In 732 Nechtan died. Wyntoun in his ‘Chronicle’ credits Nechtan with the foundation of the church of Rosmarkie in Ross-shire, which afterwards became the cathedral of Moray (Cronykil of Scotland, v. 5819), but, by an error either in transcription or chronology, dates this foundation in 600 A.D. It would appear that the error is in the latter, for he places the foundation in the reign of Maurice, the emperor of the East, who was killed by Phocas in 602. It is not likely that Nechtan's power extended so far north as Ross; Scone was his capital. Perthshire and the adjacent counties of Forfar and Fife were the probable limits of his kingdom.

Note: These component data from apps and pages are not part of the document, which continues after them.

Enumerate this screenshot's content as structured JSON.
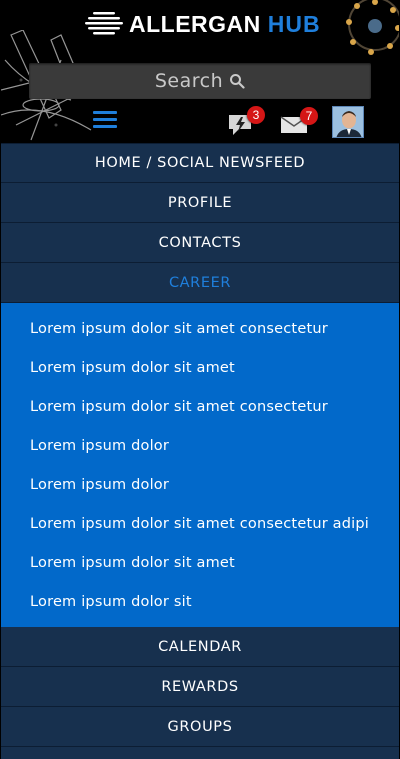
{
  "header": {
    "logo_main": "ALLERGAN",
    "logo_hub": "HUB",
    "search_placeholder": "Search",
    "alerts_count": "3",
    "messages_count": "7"
  },
  "colors": {
    "accent": "#1f7fdc",
    "nav_bg": "#17304e",
    "submenu_bg": "#0269ca",
    "badge": "#d51616"
  },
  "nav": {
    "top_items": [
      {
        "label": "HOME / SOCIAL NEWSFEED"
      },
      {
        "label": "PROFILE"
      },
      {
        "label": "CONTACTS"
      },
      {
        "label": "CAREER"
      }
    ],
    "career_submenu": [
      {
        "label": "Lorem ipsum dolor sit amet consectetur"
      },
      {
        "label": "Lorem ipsum dolor sit amet"
      },
      {
        "label": "Lorem ipsum dolor sit amet consectetur"
      },
      {
        "label": "Lorem ipsum dolor"
      },
      {
        "label": "Lorem ipsum dolor"
      },
      {
        "label": "Lorem ipsum dolor sit amet consectetur adipi"
      },
      {
        "label": "Lorem ipsum dolor sit amet"
      },
      {
        "label": "Lorem ipsum dolor sit"
      }
    ],
    "bottom_items": [
      {
        "label": "CALENDAR"
      },
      {
        "label": "REWARDS"
      },
      {
        "label": "GROUPS"
      }
    ]
  }
}
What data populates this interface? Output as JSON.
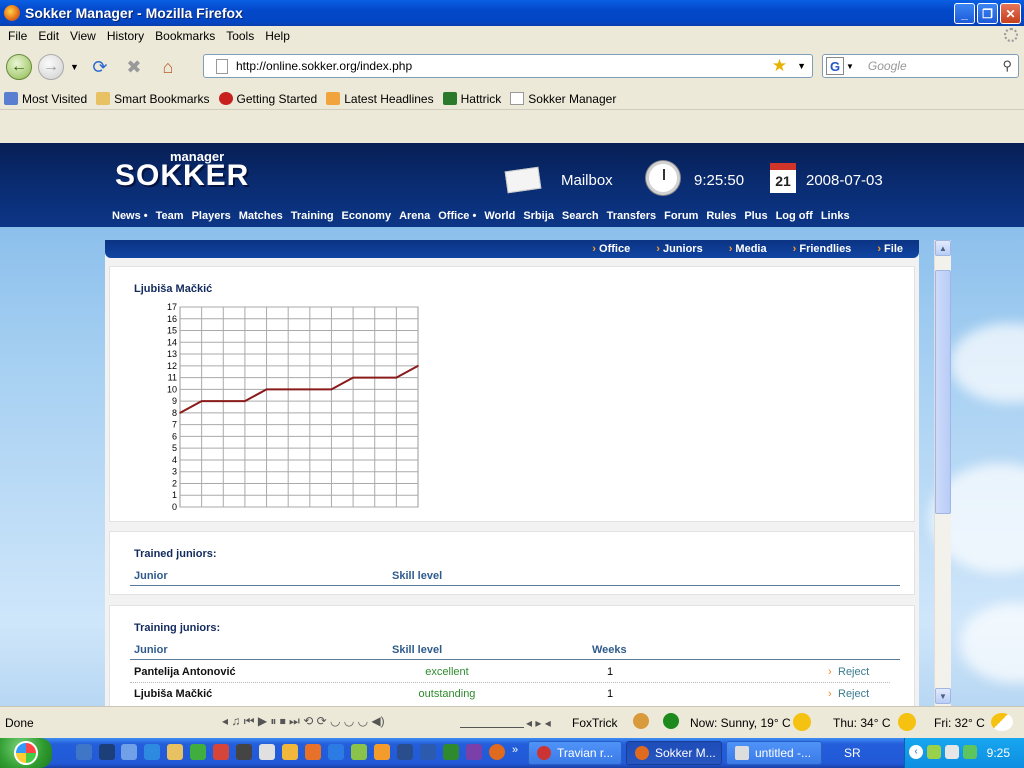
{
  "window": {
    "title": "Sokker Manager - Mozilla Firefox"
  },
  "menu": [
    "File",
    "Edit",
    "View",
    "History",
    "Bookmarks",
    "Tools",
    "Help"
  ],
  "address": {
    "url": "http://online.sokker.org/index.php",
    "search_placeholder": "Google"
  },
  "bookmarks": [
    "Most Visited",
    "Smart Bookmarks",
    "Getting Started",
    "Latest Headlines",
    "Hattrick",
    "Sokker Manager"
  ],
  "site": {
    "logo_small": "manager",
    "logo_big": "SOKKER",
    "mailbox": "Mailbox",
    "time": "9:25:50",
    "date": "2008-07-03",
    "calendar_day": "21",
    "nav": [
      "News •",
      "Team",
      "Players",
      "Matches",
      "Training",
      "Economy",
      "Arena",
      "Office •",
      "World",
      "Srbija",
      "Search",
      "Transfers",
      "Forum",
      "Rules",
      "Plus",
      "Log off",
      "Links"
    ],
    "subnav": [
      "Office",
      "Juniors",
      "Media",
      "Friendlies",
      "File"
    ]
  },
  "chart_panel": {
    "player_name": "Ljubiša Mačkić"
  },
  "chart_data": {
    "type": "line",
    "ylim": [
      0,
      17
    ],
    "y_ticks": [
      0,
      1,
      2,
      3,
      4,
      5,
      6,
      7,
      8,
      9,
      10,
      11,
      12,
      13,
      14,
      15,
      16,
      17
    ],
    "x": [
      0,
      1,
      2,
      3,
      4,
      5,
      6,
      7,
      8,
      9,
      10,
      11
    ],
    "series": [
      {
        "values": [
          8,
          9,
          9,
          9,
          10,
          10,
          10,
          10,
          11,
          11,
          11,
          12
        ],
        "color": "#8b1a1a"
      }
    ],
    "grid": true
  },
  "trained": {
    "title": "Trained juniors:",
    "col_junior": "Junior",
    "col_skill": "Skill level"
  },
  "training": {
    "title": "Training juniors:",
    "col_junior": "Junior",
    "col_skill": "Skill level",
    "col_weeks": "Weeks",
    "rows": [
      {
        "name": "Pantelija Antonović",
        "skill": "excellent",
        "weeks": "1",
        "action": "Reject"
      },
      {
        "name": "Ljubiša Mačkić",
        "skill": "outstanding",
        "weeks": "1",
        "action": "Reject"
      }
    ]
  },
  "status": {
    "done": "Done",
    "foxtrick": "FoxTrick",
    "weather_now": "Now: Sunny, 19° C",
    "weather_thu": "Thu: 34° C",
    "weather_fri": "Fri: 32° C"
  },
  "taskbar": {
    "tasks": [
      "Travian r...",
      "Sokker M...",
      "untitled -..."
    ],
    "lang": "SR",
    "clock": "9:25"
  },
  "colors": {
    "header_blue": "#0a2d74",
    "link_green": "#2f8a2f",
    "title_blue": "#0348c9"
  }
}
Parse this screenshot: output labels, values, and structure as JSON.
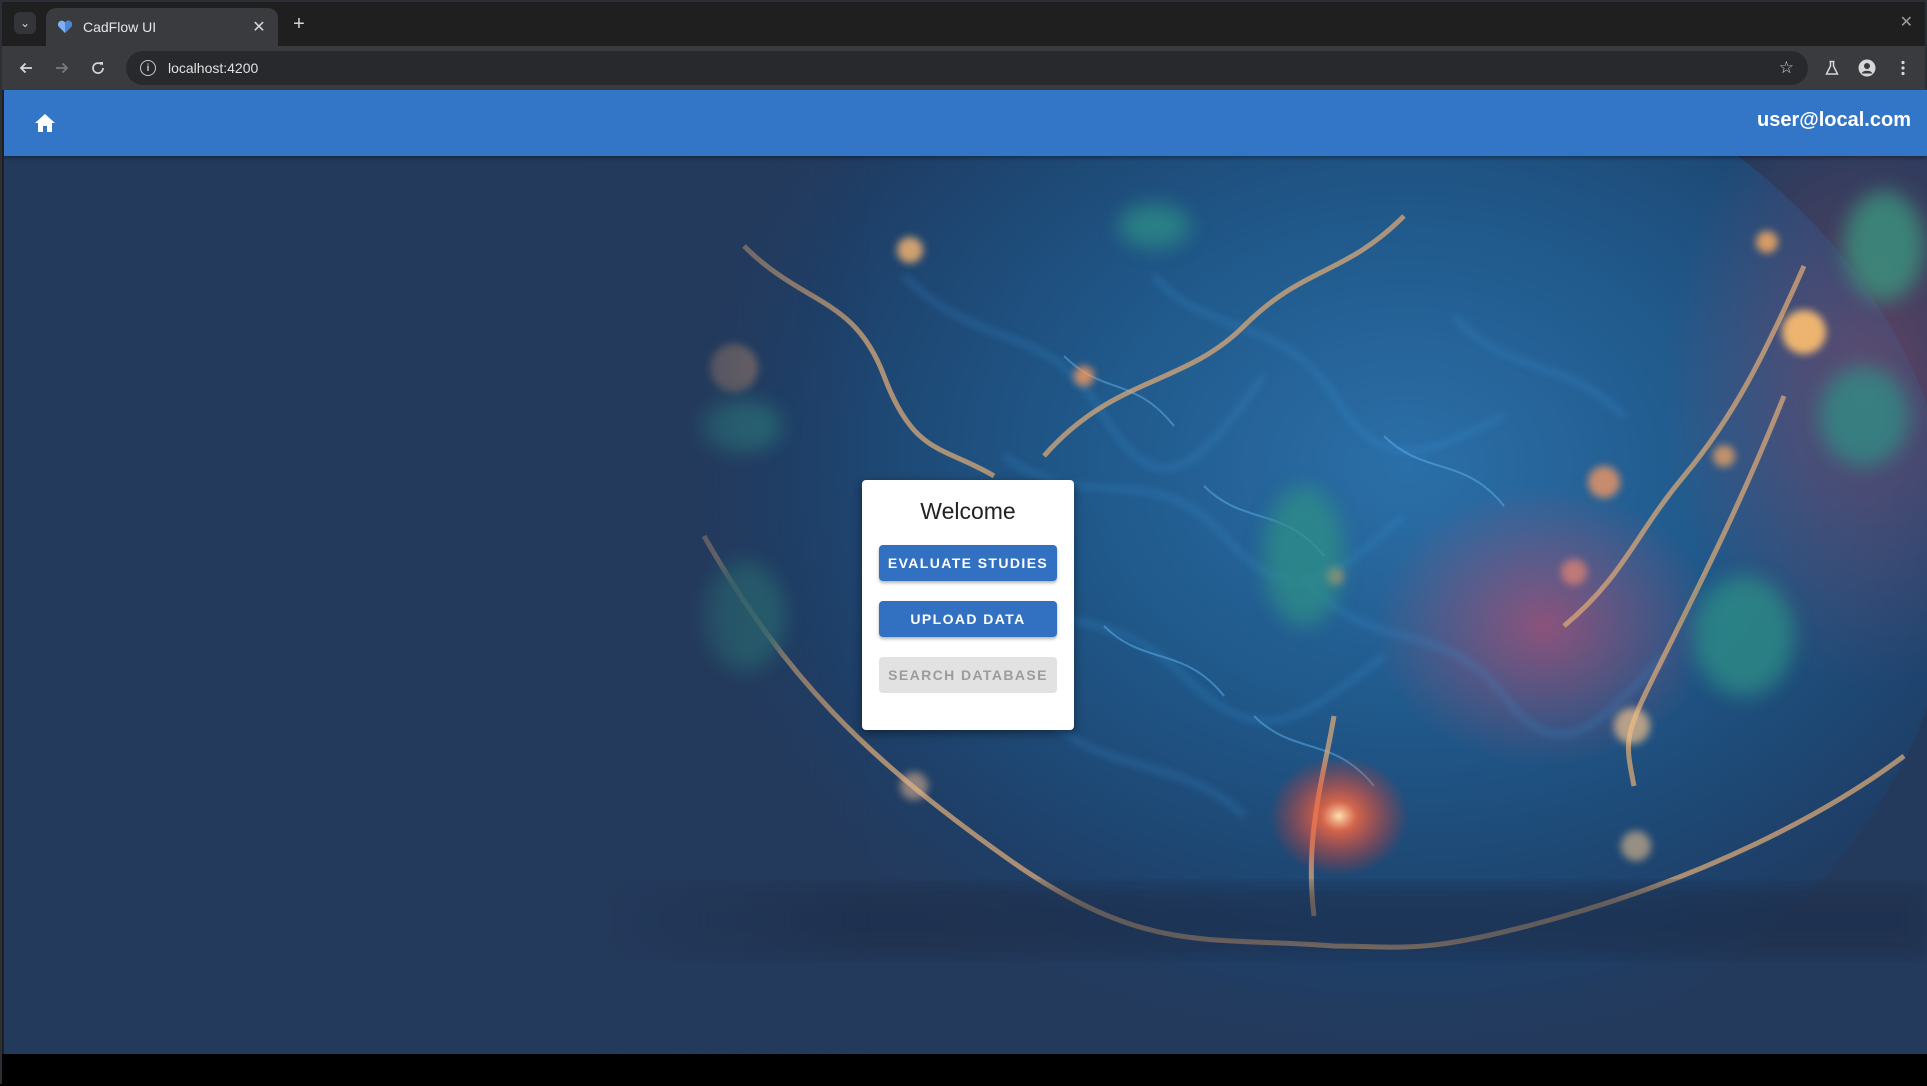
{
  "browser": {
    "tab_title": "CadFlow UI",
    "tab_close_glyph": "✕",
    "new_tab_glyph": "+",
    "window_close_glyph": "✕",
    "url": "localhost:4200"
  },
  "app": {
    "user_email": "user@local.com",
    "header_color": "#3375c6"
  },
  "welcome_card": {
    "title": "Welcome",
    "buttons": [
      {
        "label": "EVALUATE STUDIES",
        "enabled": true
      },
      {
        "label": "UPLOAD DATA",
        "enabled": true
      },
      {
        "label": "SEARCH DATABASE",
        "enabled": false
      }
    ]
  },
  "colors": {
    "primary": "#3271c2",
    "page_background": "#243a5c",
    "disabled_button": "#e2e2e2"
  },
  "icons": {
    "tab_menu": "chevron-down-icon",
    "favicon": "heart-icon",
    "back": "arrow-left-icon",
    "forward": "arrow-right-icon",
    "reload": "reload-icon",
    "site_info": "info-icon",
    "bookmark": "star-icon",
    "labs": "flask-icon",
    "profile": "person-icon",
    "menu": "kebab-menu-icon",
    "home": "home-icon"
  }
}
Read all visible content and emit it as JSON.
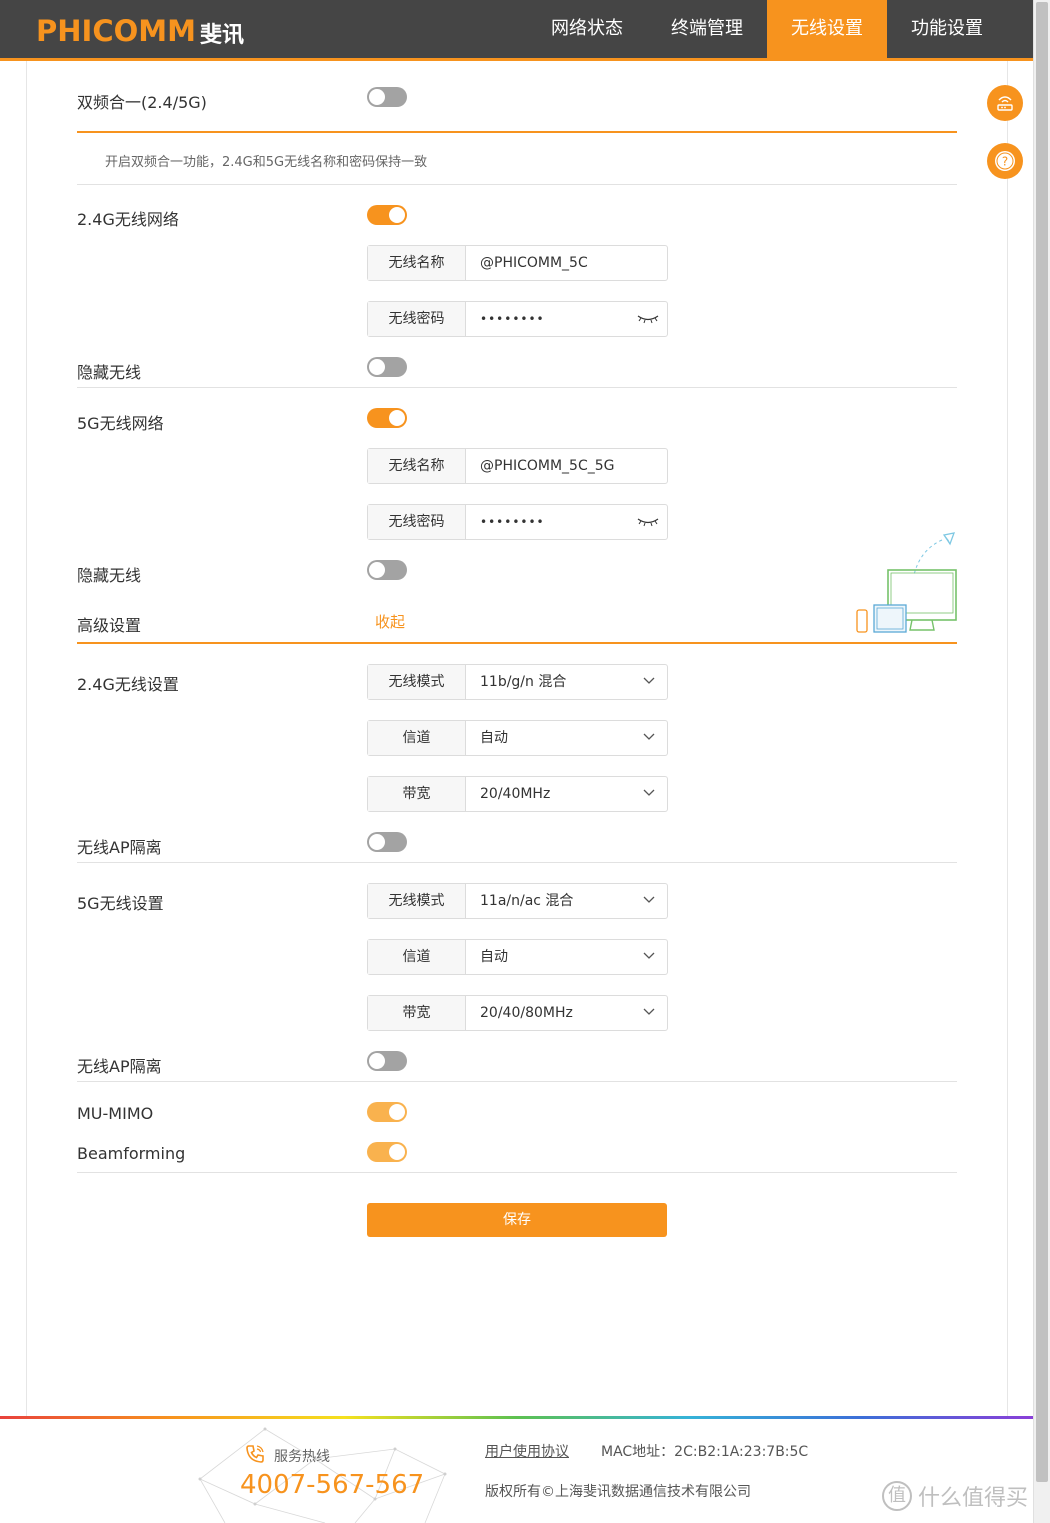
{
  "header": {
    "logo_en": "PHICOMM",
    "logo_cn": "斐讯",
    "nav": [
      {
        "label": "网络状态",
        "active": false
      },
      {
        "label": "终端管理",
        "active": false
      },
      {
        "label": "无线设置",
        "active": true
      },
      {
        "label": "功能设置",
        "active": false
      }
    ]
  },
  "dual_band": {
    "label": "双频合一(2.4/5G)",
    "enabled": false,
    "hint": "开启双频合一功能，2.4G和5G无线名称和密码保持一致"
  },
  "wifi_24g": {
    "label": "2.4G无线网络",
    "enabled": true,
    "ssid_label": "无线名称",
    "ssid": "@PHICOMM_5C",
    "pwd_label": "无线密码",
    "pwd": "••••••••",
    "hide_label": "隐藏无线",
    "hide": false
  },
  "wifi_5g": {
    "label": "5G无线网络",
    "enabled": true,
    "ssid_label": "无线名称",
    "ssid": "@PHICOMM_5C_5G",
    "pwd_label": "无线密码",
    "pwd": "••••••••",
    "hide_label": "隐藏无线",
    "hide": false
  },
  "advanced": {
    "label": "高级设置",
    "collapse": "收起"
  },
  "adv_24g": {
    "label": "2.4G无线设置",
    "mode_label": "无线模式",
    "mode": "11b/g/n 混合",
    "channel_label": "信道",
    "channel": "自动",
    "bw_label": "带宽",
    "bw": "20/40MHz",
    "ap_iso_label": "无线AP隔离",
    "ap_iso": false
  },
  "adv_5g": {
    "label": "5G无线设置",
    "mode_label": "无线模式",
    "mode": "11a/n/ac 混合",
    "channel_label": "信道",
    "channel": "自动",
    "bw_label": "带宽",
    "bw": "20/40/80MHz",
    "ap_iso_label": "无线AP隔离",
    "ap_iso": false
  },
  "mu_mimo": {
    "label": "MU-MIMO",
    "enabled": true
  },
  "beamforming": {
    "label": "Beamforming",
    "enabled": true
  },
  "save_label": "保存",
  "footer": {
    "hotline_label": "服务热线",
    "hotline": "4007-567-567",
    "agreement": "用户使用协议",
    "mac": "MAC地址：2C:B2:1A:23:7B:5C",
    "copyright": "版权所有©上海斐讯数据通信技术有限公司",
    "watermark": "什么值得买",
    "watermark_badge": "值"
  },
  "colors": {
    "accent": "#f7931e",
    "header_bg": "#454545"
  }
}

The fact of his converting his subjects, as the result of his own conversion, to the Roman customs, and his consequent submission to the Roman see, appear to be clearly proved, on the authority of Bede, to have taken place in the first or second decade of the eighth century, which substantially agrees with the dates in the Irish annals. This conversion and submission were almost contemporaneous with that of the monks of Iona itself through the influence of the example of Adamnan [q. v.], who had conformed to the Roman rule later in 703, and the exertions of the Anglian priest Egbert, who preached the orthodox doctrine in Iona in 716.[Bæda's Historia Ecclesiæ Anglicanæ; Chronicles of the Picts and Scots, edit. by W. F. Skene for the Lord Clerk Register of Scotland; Reeves's Life of St. Columba; T. Innes's Civil and Ecclesiastical Hist. of Scotland; Skene's Celtic Scotland, vol. i.; E. W. Robertson's Scotland under her Early Kings, vol. i.] .